Awful Highway Mileage

When it comes to high speed travel on road surfaces, wheels are a far more efficient and comfortable solution.

However, tracks come with drawbacks that make them unsuitable for many applications. There’s a reason you don’t see tanks taking people to work on the New Jersey Turnpike; if you did you’d probably assume something political had gone very, very wrong. For many vehicular applications, the simple pneumatic tyre and wheel combination is more suitable. Pneumatic tyres do less damage to paved surfaces than tracks, and are better suited to higher speed operation. They’re also less noisy, and far easier to replace when damaged. Tracks are significantly more mechanically complicated, with the average tank having many more wheels and moving parts, as well as the tracks themselves. All of these add some loss to the driveline, making tracked transport far less fuel efficient, too. Steering on tracked vehicles can also be complicated for single-engine setups, requiring special gear mechanisms to allow the speed of each tread to be varied appropriately. Additionally, while tracks are great on soft surfaces, they don’t offer anything particularly special when it comes to ground clearance. In many cases, a properly designed wheeled vehicle may out perform a tracked one in a rock-crawling scenario.

Tracks as a Drive Train

For robots doing delicate work, tracks can be a good solution, providing the ability to turn on a coin and accurately manoeuvre in tight spaces.

Tracks are also used on smaller scale vehicles, from robots to radio controlled toys. Here, they maintain the benefits of lower ground pressure compared to wheels. However, the often lower weight of smaller scale vehicles means this isn’t as much of a benefit as it is for a main battle tank that must carry up to 60 tons of armour and weaponry into battle. Smaller scale vehicles that run on electricity can have the benefit of running one motor per track however, eliminating much of the steering complexity in single-engine vehicles. Much like larger vehicles, while tracks may offer better performance in soft surfaces, ground clearance is still important for dealing with obstacles like rocks.
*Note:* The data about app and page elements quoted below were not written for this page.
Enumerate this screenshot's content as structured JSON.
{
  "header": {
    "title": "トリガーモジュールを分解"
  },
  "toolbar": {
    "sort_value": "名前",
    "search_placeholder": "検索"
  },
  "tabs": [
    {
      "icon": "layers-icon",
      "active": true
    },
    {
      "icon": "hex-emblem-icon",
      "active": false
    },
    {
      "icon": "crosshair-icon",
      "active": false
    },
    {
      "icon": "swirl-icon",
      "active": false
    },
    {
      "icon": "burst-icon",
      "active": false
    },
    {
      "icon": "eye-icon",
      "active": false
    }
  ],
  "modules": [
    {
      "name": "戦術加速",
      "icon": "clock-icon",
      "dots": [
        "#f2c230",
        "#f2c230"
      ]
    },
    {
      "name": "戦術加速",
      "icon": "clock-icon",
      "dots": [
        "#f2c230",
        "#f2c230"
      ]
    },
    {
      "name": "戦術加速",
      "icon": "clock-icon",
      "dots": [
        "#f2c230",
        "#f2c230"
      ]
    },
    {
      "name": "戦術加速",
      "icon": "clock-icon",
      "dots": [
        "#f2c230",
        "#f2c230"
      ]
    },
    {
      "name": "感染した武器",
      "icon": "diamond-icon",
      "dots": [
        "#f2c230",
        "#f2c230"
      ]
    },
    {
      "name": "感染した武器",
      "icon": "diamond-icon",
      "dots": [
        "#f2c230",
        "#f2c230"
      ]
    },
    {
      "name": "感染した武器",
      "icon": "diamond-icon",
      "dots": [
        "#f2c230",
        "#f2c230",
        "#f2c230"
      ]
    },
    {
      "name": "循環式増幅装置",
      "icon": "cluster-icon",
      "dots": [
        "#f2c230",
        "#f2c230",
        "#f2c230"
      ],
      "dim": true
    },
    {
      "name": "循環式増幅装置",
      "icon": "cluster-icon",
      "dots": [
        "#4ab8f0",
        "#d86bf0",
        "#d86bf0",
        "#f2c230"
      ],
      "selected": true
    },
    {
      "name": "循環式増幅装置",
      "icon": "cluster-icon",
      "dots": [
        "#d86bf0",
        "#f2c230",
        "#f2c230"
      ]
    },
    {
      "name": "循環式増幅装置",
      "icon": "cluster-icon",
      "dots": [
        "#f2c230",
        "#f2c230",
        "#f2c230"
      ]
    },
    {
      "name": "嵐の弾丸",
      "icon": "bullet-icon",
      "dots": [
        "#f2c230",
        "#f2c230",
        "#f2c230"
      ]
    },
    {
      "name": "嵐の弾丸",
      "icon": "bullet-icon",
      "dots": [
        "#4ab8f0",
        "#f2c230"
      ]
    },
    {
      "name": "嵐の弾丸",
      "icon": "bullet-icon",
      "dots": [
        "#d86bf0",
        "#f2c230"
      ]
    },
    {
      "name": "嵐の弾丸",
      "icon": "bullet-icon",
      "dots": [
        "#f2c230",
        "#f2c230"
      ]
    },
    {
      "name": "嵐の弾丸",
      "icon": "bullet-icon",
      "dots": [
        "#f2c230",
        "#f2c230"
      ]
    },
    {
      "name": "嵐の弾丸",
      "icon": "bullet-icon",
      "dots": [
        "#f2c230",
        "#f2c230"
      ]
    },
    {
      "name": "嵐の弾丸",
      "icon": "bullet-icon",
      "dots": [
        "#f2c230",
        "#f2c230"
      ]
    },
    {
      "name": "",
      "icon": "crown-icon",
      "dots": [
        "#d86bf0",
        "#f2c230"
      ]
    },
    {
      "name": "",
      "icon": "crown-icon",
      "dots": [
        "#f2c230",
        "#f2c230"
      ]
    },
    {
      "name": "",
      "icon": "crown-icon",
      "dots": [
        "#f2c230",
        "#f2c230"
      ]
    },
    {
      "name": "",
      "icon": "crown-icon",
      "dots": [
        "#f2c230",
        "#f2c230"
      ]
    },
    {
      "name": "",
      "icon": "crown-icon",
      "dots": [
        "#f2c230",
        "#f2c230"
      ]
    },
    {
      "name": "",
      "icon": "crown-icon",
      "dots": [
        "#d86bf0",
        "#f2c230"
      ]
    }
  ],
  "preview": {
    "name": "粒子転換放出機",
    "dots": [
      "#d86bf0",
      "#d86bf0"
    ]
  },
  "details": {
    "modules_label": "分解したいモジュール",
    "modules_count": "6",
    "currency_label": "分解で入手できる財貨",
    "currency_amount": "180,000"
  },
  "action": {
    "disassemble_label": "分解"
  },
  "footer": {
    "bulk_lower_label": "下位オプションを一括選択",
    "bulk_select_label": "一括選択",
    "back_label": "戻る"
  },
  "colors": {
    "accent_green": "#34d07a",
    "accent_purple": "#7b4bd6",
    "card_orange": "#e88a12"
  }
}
Overall, it’s important to remember that tracks were designed to do one thing well, and that’s get vehicles through soft, boggy terrain like mud, snow and sand. If you’re having to deal with such conditions, the tank track might be just the engineering solution you’ve been looking for. If, however, high speed, efficiency, or comfort are more important – you’re probably best sticking with wheels!

source https://hackaday.com/2021/02/26/should-i-use-wheels-or-tracks/

DIY All-Transistor Addressable Pixel

By now most readers should be used to addressable LEDs, devices that when strung out in a connected chain can be individually lit or extinguished by a serial data stream. Should you peer at one under a microscope you’ll see alongside the LED dies an integrated circuit that handles all the address decoding. It’s likely to be quite a complex device, but how simply can its functions be replicated? It’s a theme [Tim] has explored in the TransistorPixel, and addressable LED board that achieves addressability with only 17 transistors.

It uses a surprisingly straightforward protocol, in which a pulse longer than 500ns enables the LED while a shorter one turns it off. Subsequent pulses in a train are passed on down the line to the next device. A 20µs absence of a pulse resets the string and sets it to wait for the next pulse train. Unlike the commercial addressable LEDS there is only a single colour and no suport for gradated brightness, but it’s still an impressive circuit.

Under the hood is some very old-school RTL logic, a monostable to detect the pulse and a selection of gates and a latch to capture the state and forward to the chain. It’s laid out on a PCB in order of circuit function, and while we can see that maybe it’s not a practical addresssable LED for 2021, it’s likely that it could be made into a much smaller PCB if desired.

Perhaps unsurprisingly given the ready availability of addressable LEDs, we’ve not seen many home made ones. This addressable 7-segment display may be the closest.

source https://hackaday.com/2021/02/26/diy-all-transistor-addressable-pixel/